The ancients didn’t have light pollution to cover the heavens. We do. A new study published in Science measured what has happened to the darkness. “Trends in the data showed that the average night sky got brighter by 9.6% per year from 2011 to 2022, which is equivalent to doubling the sky brightness every eight years.”
The stars have always covered the sky, but now they have to contend with our blinding lights as if we were shooting at them. Have we scared them into hiding?
Our ancestors didn’t live by night. The sun governed their wakefulness and sleep. No wonder sleep disturbances proliferate today. Without intending it, humanity has manufactured a competition between the starlit romance and mystery of an indescribable summertime and the convenience of an unnecessary brightness no one requested.
“A child who is born where 250 stars are visible on a clear night will see only 100 in similar conditions by the time he turns 18,” study co-author Christopher Kyba told AP, according to Axios.”
How many love songs talk of the moon and the stars?
Enchantment can’t be found on a pharmacy shelf, no matter how many bulbs are on the ceiling. Will the singers of tomorrow fall into the spell left by darkness, beauty, and a gracefully written love note in a moment of stillness?

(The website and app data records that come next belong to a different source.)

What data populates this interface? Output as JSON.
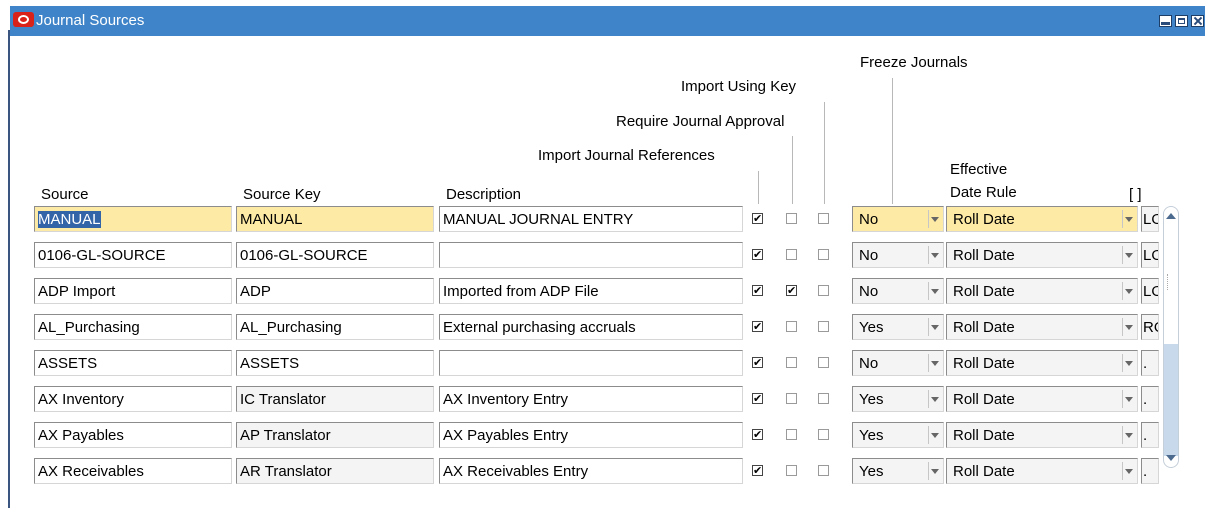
{
  "window": {
    "title": "Journal Sources"
  },
  "headers": {
    "source": "Source",
    "source_key": "Source Key",
    "description": "Description",
    "import_journal_references": "Import Journal References",
    "require_journal_approval": "Require Journal Approval",
    "import_using_key": "Import Using Key",
    "freeze_journals": "Freeze Journals",
    "effective_date_rule_line1": "Effective",
    "effective_date_rule_line2": "Date Rule",
    "flex_field": "[ ]"
  },
  "rows": [
    {
      "source": "MANUAL",
      "key": "MANUAL",
      "description": "MANUAL JOURNAL ENTRY",
      "import_refs": true,
      "require_approval": false,
      "import_using_key": false,
      "freeze": "No",
      "date_rule": "Roll Date",
      "extra": "LO",
      "current": true
    },
    {
      "source": "0106-GL-SOURCE",
      "key": "0106-GL-SOURCE",
      "description": "",
      "import_refs": true,
      "require_approval": false,
      "import_using_key": false,
      "freeze": "No",
      "date_rule": "Roll Date",
      "extra": "LO"
    },
    {
      "source": "ADP Import",
      "key": "ADP",
      "description": "Imported from ADP File",
      "import_refs": true,
      "require_approval": true,
      "import_using_key": false,
      "freeze": "No",
      "date_rule": "Roll Date",
      "extra": "LO"
    },
    {
      "source": "AL_Purchasing",
      "key": "AL_Purchasing",
      "description": "External purchasing accruals",
      "import_refs": true,
      "require_approval": false,
      "import_using_key": false,
      "freeze": "Yes",
      "date_rule": "Roll Date",
      "extra": "RO"
    },
    {
      "source": "ASSETS",
      "key": "ASSETS",
      "description": "",
      "import_refs": true,
      "require_approval": false,
      "import_using_key": false,
      "freeze": "No",
      "date_rule": "Roll Date",
      "extra": "."
    },
    {
      "source": "AX Inventory",
      "key": "IC Translator",
      "description": "AX Inventory Entry",
      "import_refs": true,
      "require_approval": false,
      "import_using_key": false,
      "freeze": "Yes",
      "date_rule": "Roll Date",
      "extra": "."
    },
    {
      "source": "AX Payables",
      "key": "AP Translator",
      "description": "AX Payables Entry",
      "import_refs": true,
      "require_approval": false,
      "import_using_key": false,
      "freeze": "Yes",
      "date_rule": "Roll Date",
      "extra": "."
    },
    {
      "source": "AX Receivables",
      "key": "AR Translator",
      "description": "AX Receivables Entry",
      "import_refs": true,
      "require_approval": false,
      "import_using_key": false,
      "freeze": "Yes",
      "date_rule": "Roll Date",
      "extra": "."
    }
  ],
  "icons": {
    "app": "oracle-logo-icon",
    "minimize": "minimize-icon",
    "maximize": "maximize-icon",
    "close": "close-icon"
  },
  "colors": {
    "titlebar": "#3f84c8",
    "current_record": "#fdeaa5",
    "selection": "#3464a8"
  }
}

All I know is this. A lover’s kiss in such a moment is not progress or profit.
It is beyond words.
*Thanks to my friend AGA, who informed me of Flaubert’s statement, leading to an enjoyable discussion that prompted this essay.
The first photograph comes from the NASA/ESA Hubble Space Telescope, “the globular cluster Messier 56 (also known as M 56 or NGC 6779), which is located about 33,000 light years away from the Earth in the constellation of Lyra (The Lyre). The cluster is composed of a large number of stars, tightly bound to each other by gravity.”
Next is a handwritten postcard sent by Langston Hughes, including his poem Youth.
This is followed by Laura Hedien’s Arizona Sunset ca. 2020, with her kind permission: Laura Hedien Official Website.